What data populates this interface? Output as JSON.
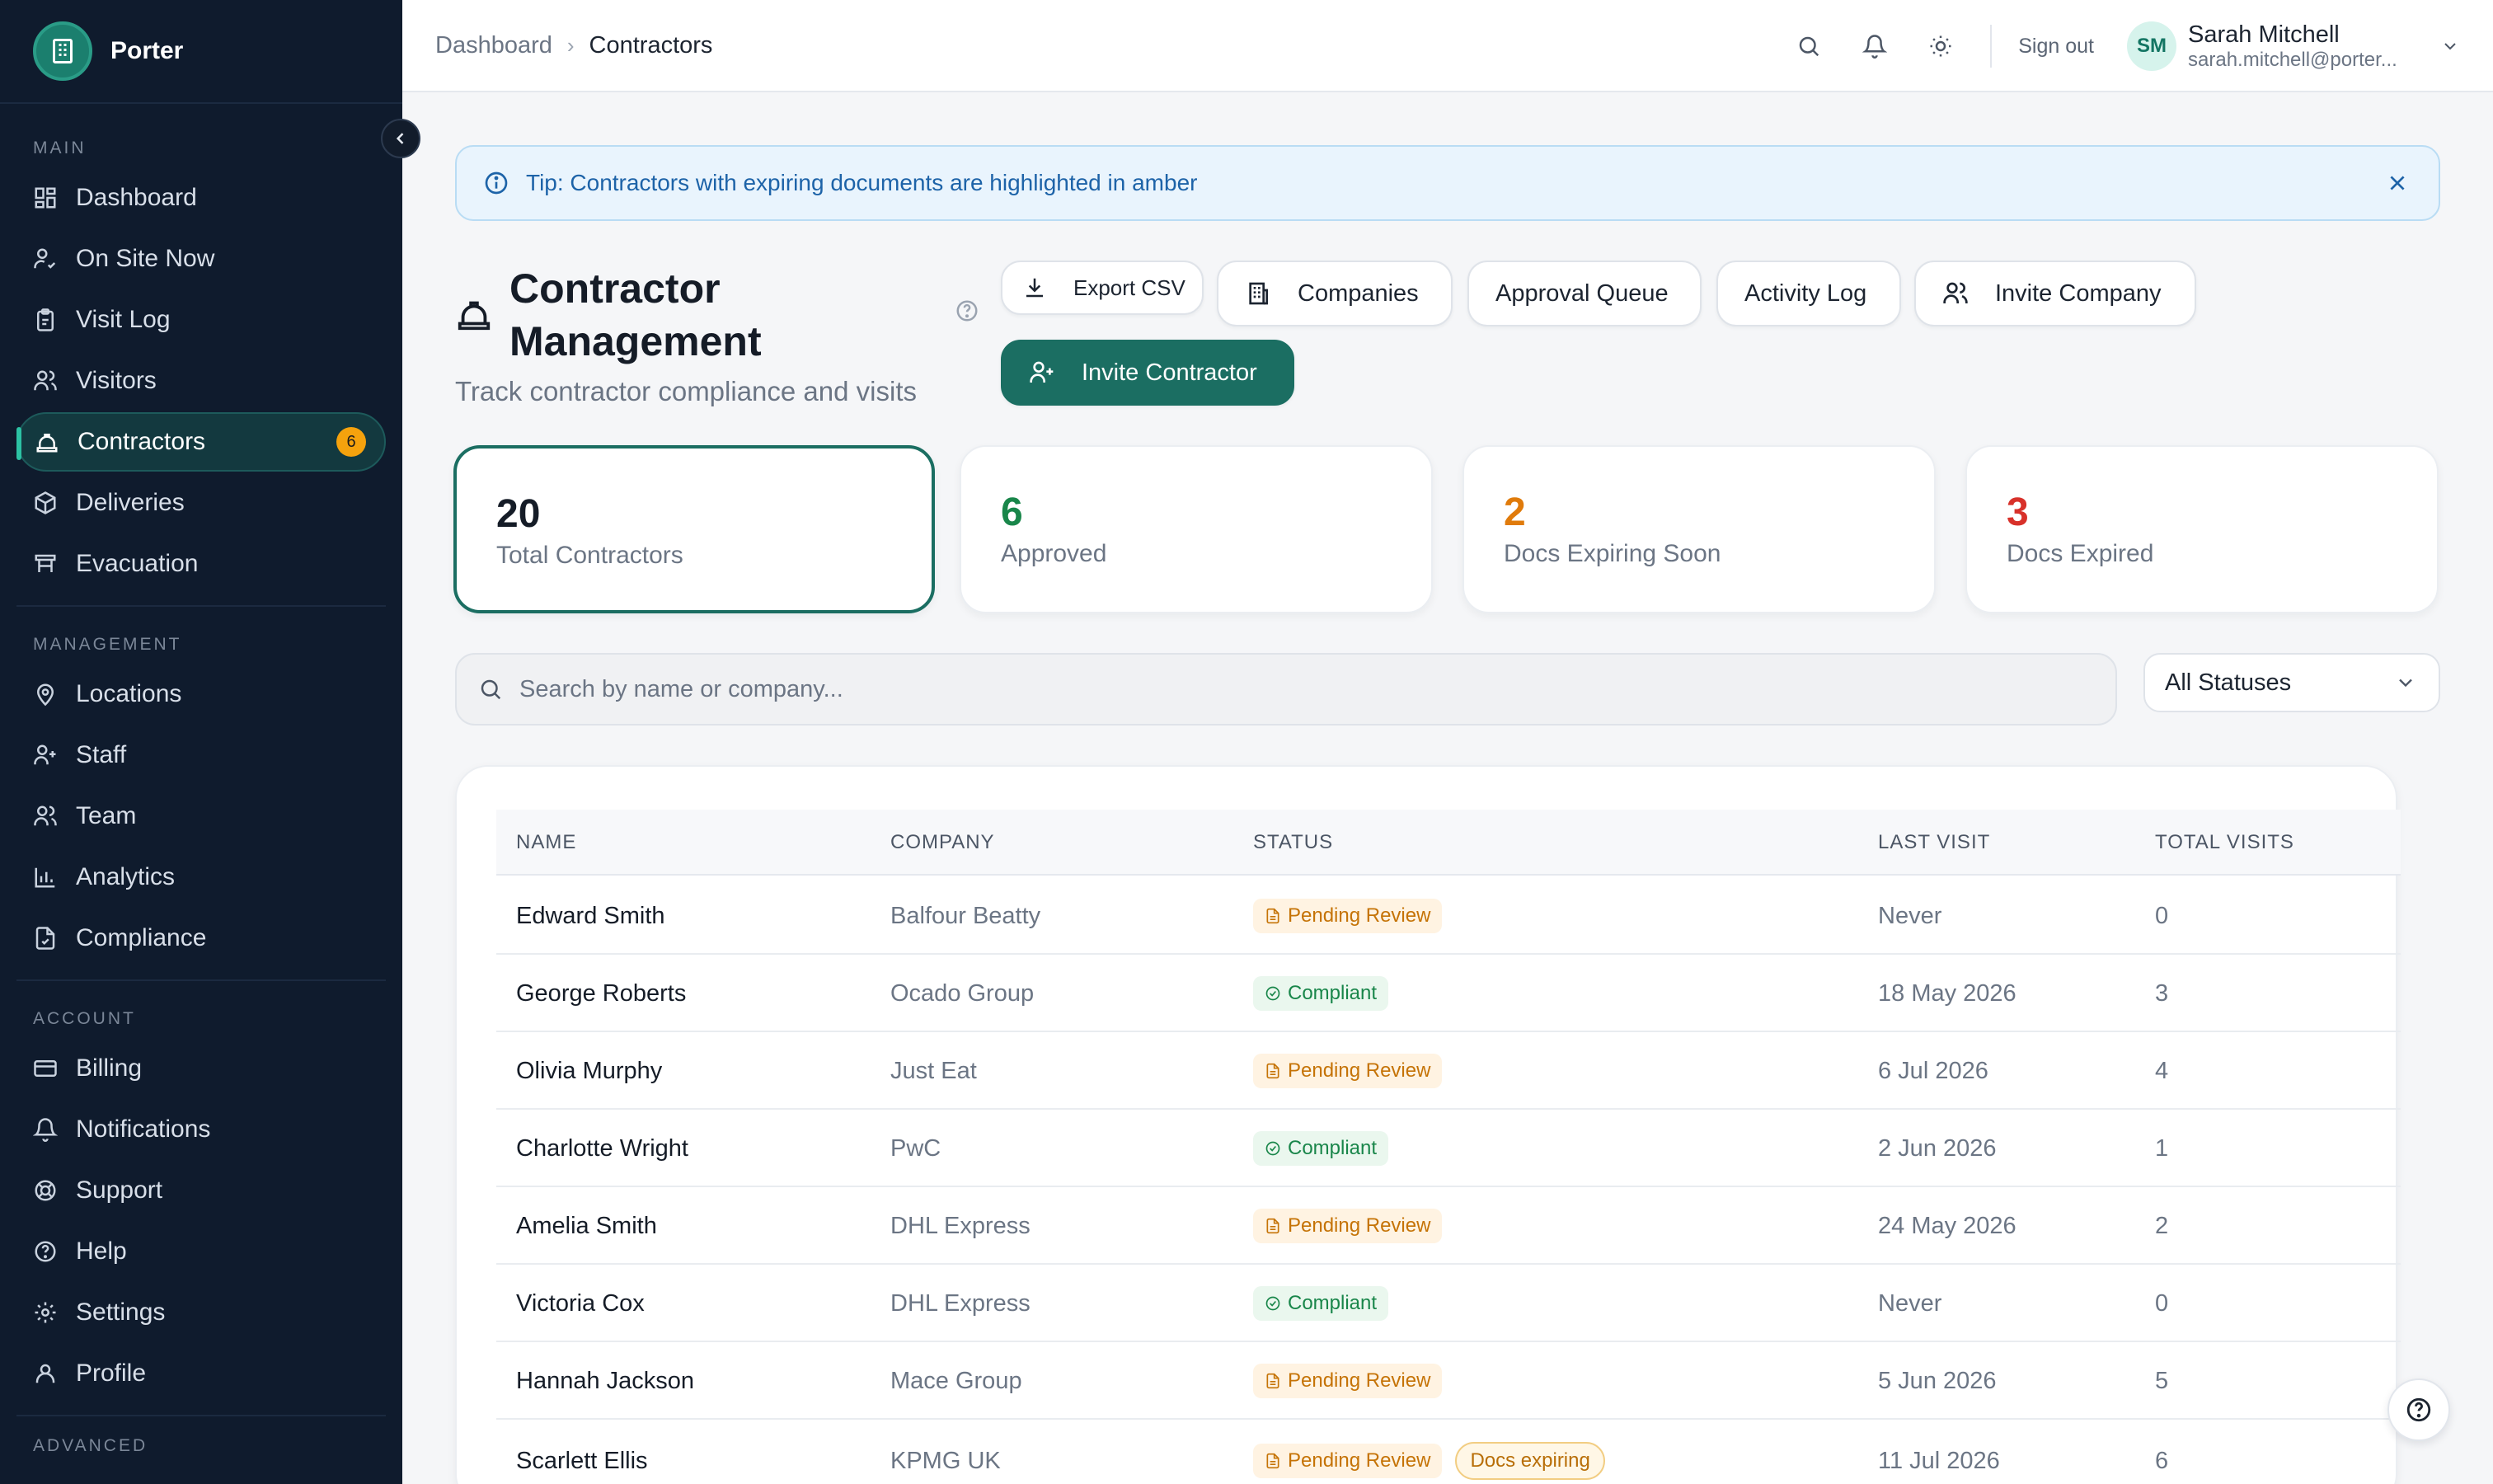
{
  "brand": {
    "name": "Porter"
  },
  "sidebar": {
    "sections": [
      {
        "title": "MAIN",
        "items": [
          {
            "label": "Dashboard",
            "icon": "dashboard-icon"
          },
          {
            "label": "On Site Now",
            "icon": "user-check-icon"
          },
          {
            "label": "Visit Log",
            "icon": "clipboard-icon"
          },
          {
            "label": "Visitors",
            "icon": "users-icon"
          },
          {
            "label": "Contractors",
            "icon": "hard-hat-icon",
            "active": true,
            "badge": "6"
          },
          {
            "label": "Deliveries",
            "icon": "package-icon"
          },
          {
            "label": "Evacuation",
            "icon": "evacuation-icon"
          }
        ]
      },
      {
        "title": "MANAGEMENT",
        "items": [
          {
            "label": "Locations",
            "icon": "map-pin-icon"
          },
          {
            "label": "Staff",
            "icon": "user-plus-icon"
          },
          {
            "label": "Team",
            "icon": "team-icon"
          },
          {
            "label": "Analytics",
            "icon": "bar-chart-icon"
          },
          {
            "label": "Compliance",
            "icon": "file-check-icon"
          }
        ]
      },
      {
        "title": "ACCOUNT",
        "items": [
          {
            "label": "Billing",
            "icon": "credit-card-icon"
          },
          {
            "label": "Notifications",
            "icon": "bell-icon"
          },
          {
            "label": "Support",
            "icon": "lifebuoy-icon"
          },
          {
            "label": "Help",
            "icon": "help-circle-icon"
          },
          {
            "label": "Settings",
            "icon": "gear-icon"
          },
          {
            "label": "Profile",
            "icon": "user-icon"
          }
        ]
      },
      {
        "title": "ADVANCED",
        "items": []
      }
    ]
  },
  "topbar": {
    "breadcrumb": {
      "parent": "Dashboard",
      "current": "Contractors"
    },
    "signout": "Sign out",
    "user": {
      "initials": "SM",
      "name": "Sarah Mitchell",
      "email": "sarah.mitchell@porter..."
    }
  },
  "tip": {
    "text": "Tip: Contractors with expiring documents are highlighted in amber"
  },
  "header": {
    "title": "Contractor Management",
    "subtitle": "Track contractor compliance and visits"
  },
  "actions": {
    "export": "Export CSV",
    "companies": "Companies",
    "approval": "Approval Queue",
    "activity": "Activity Log",
    "invite_company": "Invite Company",
    "invite_contractor": "Invite Contractor"
  },
  "stats": [
    {
      "value": "20",
      "label": "Total Contractors",
      "color": "#151c27"
    },
    {
      "value": "6",
      "label": "Approved",
      "color": "#19864a"
    },
    {
      "value": "2",
      "label": "Docs Expiring Soon",
      "color": "#e07b0b"
    },
    {
      "value": "3",
      "label": "Docs Expired",
      "color": "#d8312a"
    }
  ],
  "search": {
    "placeholder": "Search by name or company..."
  },
  "filter": {
    "selected": "All Statuses"
  },
  "table": {
    "columns": [
      "NAME",
      "COMPANY",
      "STATUS",
      "LAST VISIT",
      "TOTAL VISITS"
    ],
    "rows": [
      {
        "name": "Edward Smith",
        "company": "Balfour Beatty",
        "status": "Pending Review",
        "last_visit": "Never",
        "visits": "0"
      },
      {
        "name": "George Roberts",
        "company": "Ocado Group",
        "status": "Compliant",
        "last_visit": "18 May 2026",
        "visits": "3"
      },
      {
        "name": "Olivia Murphy",
        "company": "Just Eat",
        "status": "Pending Review",
        "last_visit": "6 Jul 2026",
        "visits": "4"
      },
      {
        "name": "Charlotte Wright",
        "company": "PwC",
        "status": "Compliant",
        "last_visit": "2 Jun 2026",
        "visits": "1"
      },
      {
        "name": "Amelia Smith",
        "company": "DHL Express",
        "status": "Pending Review",
        "last_visit": "24 May 2026",
        "visits": "2"
      },
      {
        "name": "Victoria Cox",
        "company": "DHL Express",
        "status": "Compliant",
        "last_visit": "Never",
        "visits": "0"
      },
      {
        "name": "Hannah Jackson",
        "company": "Mace Group",
        "status": "Pending Review",
        "last_visit": "5 Jun 2026",
        "visits": "5"
      },
      {
        "name": "Scarlett Ellis",
        "company": "KPMG UK",
        "status": "Pending Review",
        "extra_badge": "Docs expiring",
        "last_visit": "11 Jul 2026",
        "visits": "6"
      }
    ]
  },
  "colors": {
    "accent": "#1b6e62",
    "sidebar": "#0f1b2d",
    "pending": "#c57306",
    "compliant": "#19864a"
  }
}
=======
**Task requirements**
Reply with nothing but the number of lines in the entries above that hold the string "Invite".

**Solution to this exercise**
2